Don’t mount/use Drobo in an orientation other than the standard - the backplane is not designed for this.
When adding or replacing a drive, do it with the Drobo powered on (and not on standby). (Re-)Adding a drive when Drobo is off can potentially lead to conflict or data loss, especially if the drive was previously used in a Drobo, as Drobo may not know which disk pack should take precedence.
Whenever possible, let Drobo “catch up” after doing a large delete, especially if you’re low on free space. This will give Drobo time to complete its housekeeping that reclaims the space used by the deleted item(s).
For Drobo units with multiple non-network interfaces (for example, Drobo S has both USB and eSATA), don’t connect to more than one at any given time.

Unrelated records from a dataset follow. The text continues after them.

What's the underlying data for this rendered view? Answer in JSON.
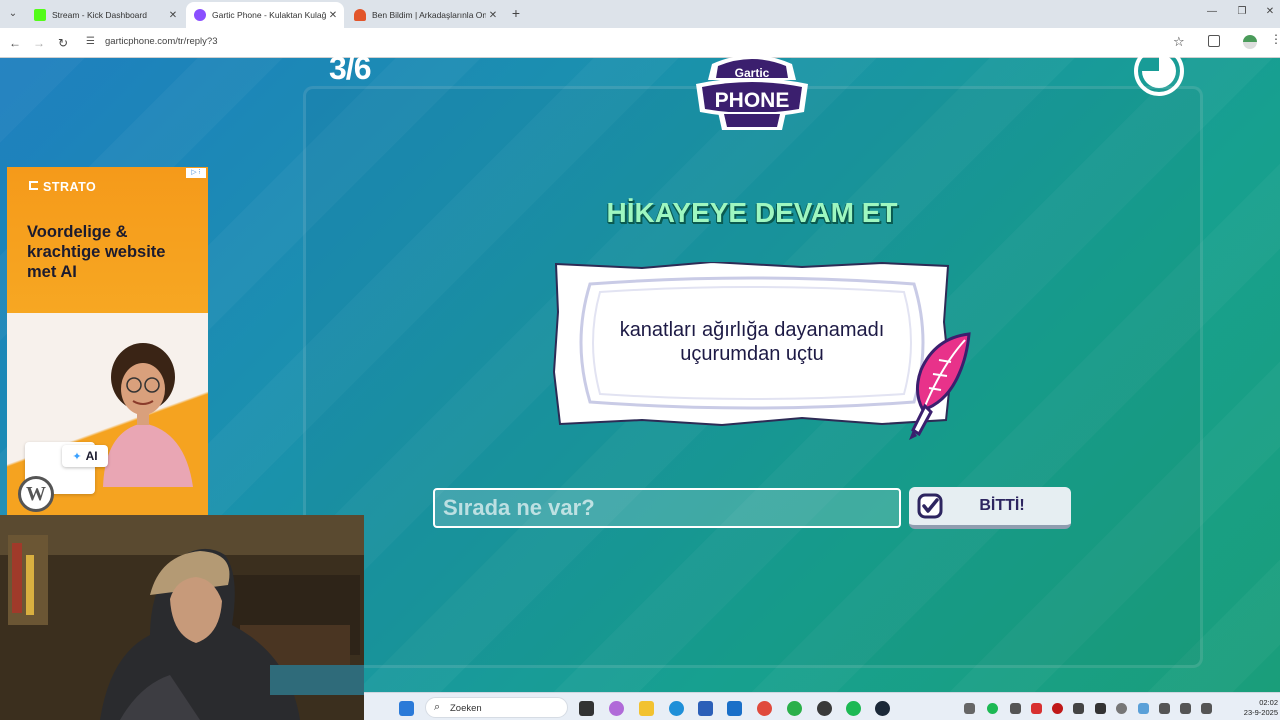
{
  "browser": {
    "tabs": [
      {
        "title": "Stream - Kick Dashboard",
        "active": false,
        "favicon_color": "#53fc18"
      },
      {
        "title": "Gartic Phone - Kulaktan Kulağa",
        "active": true,
        "favicon_color": "#8a4fff"
      },
      {
        "title": "Ben Bildim | Arkadaşlarınla Onli",
        "active": false,
        "favicon_color": "#e2552a"
      }
    ],
    "url": "garticphone.com/tr/reply?3"
  },
  "game": {
    "round": "3/6",
    "logo_top": "Gartic",
    "logo_bottom": "PHONE",
    "heading": "HİKAYEYE DEVAM ET",
    "prompt_line1": "kanatları ağırlığa dayanamadı",
    "prompt_line2": "uçurumdan uçtu",
    "input_placeholder": "Sırada ne var?",
    "done_label": "BİTTİ!",
    "timer_fraction_elapsed": 0.75
  },
  "ad": {
    "brand": "STRATO",
    "headline": "Voordelige & krachtige website met AI",
    "chip": "AI",
    "wp_glyph": "W"
  },
  "taskbar": {
    "search_placeholder": "Zoeken",
    "time": "02:02",
    "date": "23-9-2025"
  },
  "colors": {
    "accent_mint": "#9ef7c0",
    "logo_purple": "#3b1f6e",
    "feather_pink": "#e8328a"
  }
}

Do not generate a diagnostic log from Drobo Dashboard during a rebuild/relayout (lights flashing green/yellow), wait until after it is complete unless you are specifically instructed to do so by Drobo support. (Thanks Sky)
When removing/replacing drives, always do one drive at a time, waiting for the relayout to complete before proceeding. If lights are flashing green/yellow, DO NOT remove a drive, even if you have Dual-Disk Redundancy enabled.
(* Why? Because even though you’re protected from an additional drive failure, relayout is a drive-intensive process and can stress a marginal drive beyond the breaking point. If you’ve removed two drives, you are completely unprotected and an additional drive failure will lose your data. After all, you’ve allocated extra resource to be protected, why not stay protected whenever you can?)
Consult with Drobo support before performing a pin reset on an FS unit, even with no drives installed. Depending on the firmware version, a pin-reset on a FS unit will erase the next disk pack it sees.
See the note at the bottom of this Drobo Knowledgebase Article for more information.
Drobo FS firmware 1.2.4 and newer are safe for “no drives inserted” pin reset and will not erase the next disk pack it sees.
Do not attempt to defragment a Drobo. Drobo does its own internal housekeeping and data-arranging.
[*]Be mindful when comparing performance of Drobo to a standard hard drive connected on the same interface type. Drobo is doing extra processing for the data protection during disk access, so that involves some level of performance hit. Any protected or fault-tolerant storage system will encounter this. It’s similar to sending regular postal mail versus registered postal mail. Regular postal mail, gets to is destination quickly if it gets there. Registered postal mail is guaranteed (to an extent) to get there, but the extra checks during transit can slow down the delivery.